    I was already familiar with the character of my Gauss lens, so spent some time shooting with the Sonnar. In the end I kept the one I already had (early Gauss) and sold the Sonnar and AI on. I already had a friend interested in the AI, and sort of prefer the single coated look anyway. I didn't find any advantage to the Sonnar; it had a very nice look, but so do the redesigned ones. I have seen one claim that the very earliest Sonnars were the sharpest of all at infinity; I have no reason to doubt or to believe that, but the Gauss is so sharp it challenged my ability to test it. I suppose somebody might prefer one or the other for portraits, but I can't imagine being dissatisfied with any of them.

    Now, it would be great if I just had some use for it. I will say that this was a very handy focal length back when I had newspaper jobs.

  10. #10
    lxdude's Avatar
    Join Date
    Apr 2009
    Location
    Redlands, So. Calif.
    Shooter
    Multi Format
    Posts
    6,628
    Quote Originally Posted by Mark Crabtree View Post
    I ... sort of prefer the single coated look anyway.
    In B&W, color, both?
    I do use a digital device in my photographic pursuits when necessary.
    When someone rags on me for using film, I use a middle digit, upraised.

Page 1 of 2 12 LastLast


 

APUG PARTNERS EQUALLY FUNDING OUR COMMUNITY:

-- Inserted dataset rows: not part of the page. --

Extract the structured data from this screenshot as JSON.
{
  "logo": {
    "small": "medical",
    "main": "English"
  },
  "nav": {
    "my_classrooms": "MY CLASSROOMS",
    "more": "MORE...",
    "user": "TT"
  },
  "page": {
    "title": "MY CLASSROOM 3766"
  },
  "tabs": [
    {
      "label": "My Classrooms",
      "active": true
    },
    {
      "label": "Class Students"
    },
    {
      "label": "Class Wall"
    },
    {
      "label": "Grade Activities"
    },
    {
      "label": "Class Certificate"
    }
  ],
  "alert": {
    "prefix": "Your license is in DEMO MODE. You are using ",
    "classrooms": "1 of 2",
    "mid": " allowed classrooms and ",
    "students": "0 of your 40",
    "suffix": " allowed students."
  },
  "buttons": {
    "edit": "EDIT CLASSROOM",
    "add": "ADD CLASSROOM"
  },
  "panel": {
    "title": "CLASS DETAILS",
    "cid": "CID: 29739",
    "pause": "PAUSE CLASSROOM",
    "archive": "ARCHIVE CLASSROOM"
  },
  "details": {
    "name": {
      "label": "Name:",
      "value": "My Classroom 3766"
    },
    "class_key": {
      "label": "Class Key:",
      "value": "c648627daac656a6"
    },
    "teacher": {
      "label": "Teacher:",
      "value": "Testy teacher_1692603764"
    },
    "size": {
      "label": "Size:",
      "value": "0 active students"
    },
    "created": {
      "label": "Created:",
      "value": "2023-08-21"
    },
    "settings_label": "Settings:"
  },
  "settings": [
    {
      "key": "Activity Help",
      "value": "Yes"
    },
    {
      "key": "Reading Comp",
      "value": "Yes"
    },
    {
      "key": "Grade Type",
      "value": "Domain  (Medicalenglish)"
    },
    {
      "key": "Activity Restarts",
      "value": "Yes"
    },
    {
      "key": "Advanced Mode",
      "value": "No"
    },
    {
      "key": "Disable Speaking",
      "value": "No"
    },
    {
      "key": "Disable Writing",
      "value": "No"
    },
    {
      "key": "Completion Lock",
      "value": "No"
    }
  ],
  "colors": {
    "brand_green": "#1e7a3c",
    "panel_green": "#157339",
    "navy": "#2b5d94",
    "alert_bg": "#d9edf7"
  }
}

Contact Us  |  Support Us!  |  Advertise  |  Site Terms  |  Archive  —   Search  |  Mobile Device Access  |  RSS  |  Facebook  |  Linkedin